    selector: 'my-app',
    template: '<h1>Hello, Angular 2 World!</h1>'
export class AppComponent { }


Save the file. In a Node.js command prompt, type the following:

npm start

This should compile the application and open a web browser. The web browser page will be empty. This is because the component was defined but its selector wasn't specified anywhere. Open index.html and put the following between the beginning and ending body tags:


Save the file. The script should automatically detect the file change and refresh the page. You should see the title Hello, Angular 2 World! in your web browser. Note: you may need to use a modern edge version of a browser. Certain older versions of Internet Explorer are not supported by Angular.

Part 3: Displaying Data

Create a new file named ShoppingList.ts under the app folder. Add an interface for a shopping list item and a component to manage the list:

import {Component} from 'angular2/core';

interface IListItem {
    name: string;
    purchased: boolean;

    selector: "shopping-list",
    templateUrl: "shoppinglist.html"
export class ShoppingList {

    list: IListItem[];

    constructor() {
        this.list = [{
            name: "Apples",
            purchased: false
        }, {
            name: "Oranges",
            purchased: true

Now create the template. Place a file named shoppinglist.html in the root of the project folder, and add the following markup:

<h2>Shopping List</h2>
    .not-purchased {
        font-weight: bold;
<div *ngFor="#item of list" 

Note: it is not a good practice to embed styles in templates. They should always be specified in separate stylesheets (CSS). This is only done here to simplify the demo.

Finally, you must add the component to the application. Open the app.ts file. Add the following line at the top to import the shopping list:

import {ShoppingList} from './ShoppingList';

Next, add the selector and the dependency to the @Component decorator, so it looks like this:

    selector: 'my-app',
    template: '<h1>Hello, Angular 2 World!</h1><shopping-list></shopping-list>',
    directives: [ShoppingList]

Save the file. If you are still running the script, it should compile and refresh with a shopping list.

Part 4: Handling Input

Click events

Next, update the shopping list so you can mark an item by tapping or clicking on it. First, add the following method to the ShoppingList class in the ShoppingList.ts file (methods are defined at the same level as the constructor definition):

toggleItem(item: IListItem): void {
    item.purchased = !item.purchased;

Now update the template to call the method by handling a click event on the div element in the shoppinglist.html template as part of the opening div tag:


Save your files. The web page should refresh, and clicking on items should toggle them between bold (not purchased) and bold (purchased).

Local Variables and other Events

Expand the class to allow adding a new item.

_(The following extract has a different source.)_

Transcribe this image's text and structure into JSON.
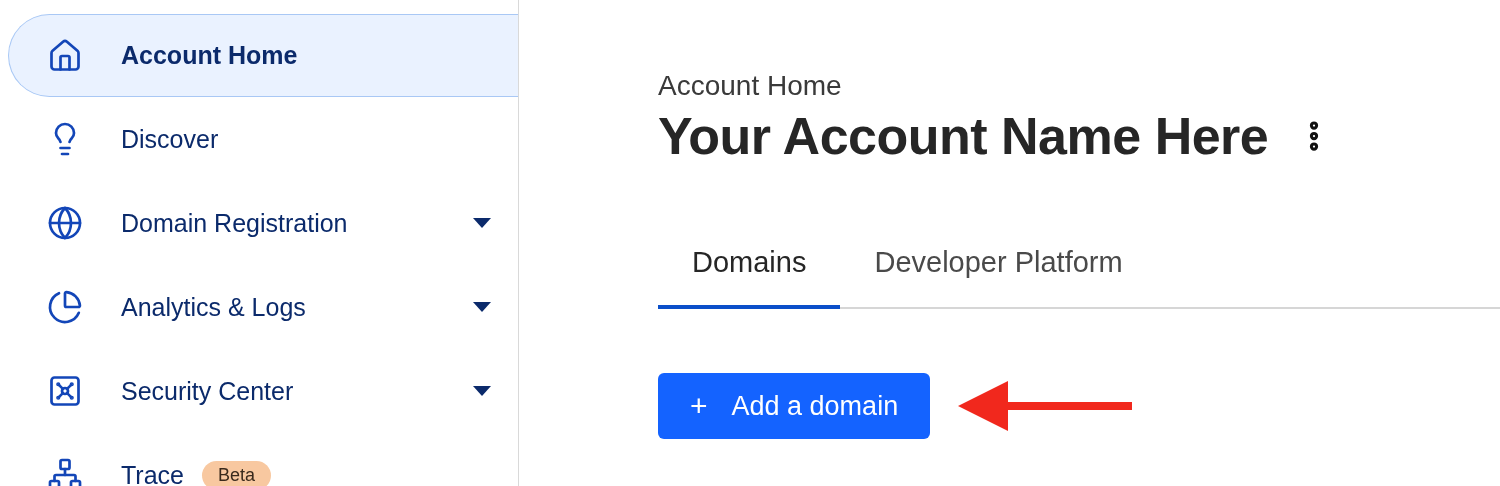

Add the following method to the ShoppingList class:

addItem(itemName: string): void {
        name: itemName,
        purchased: false

Save the file, then add the following element to the shoppinglist.html template:

Add Item:
<input #entered (keyup.enter)=

Save the template. Enter text into the input box and press the enter key. The item should get added to the list, and the input box cleared. This demonstrates using a local variable to reference a DOM element, and filtering to a specific event.

Implicit Forms

Change the input to use a form instead. First, create a property on the ShoppingList class for a new item by adding it after the list declaration:

newItem: string;

Change the addItem method to look like this:

addItem(): void {
        name: this.newItem,
        purchased: false
    this.newItem = '';

In the shoppinglist.html template, replace the text and input element with the following markup:

    <label for="newItem">Add Item:</label>
    <input name="newItem"           
    <button [disabled]="!newItemCtrl.valid"

Notice that with the form control, you can specify a local variable to reference the control itself (as opposed to the DOM element). This allows you to prevent clicking the button if the control is invalid (in this case, the required tag means the user must enter some text before it is valid).

For explicit forms, refer to the FormBuilder Documentation.

For a data-binding cheat sheet, refer to this slide.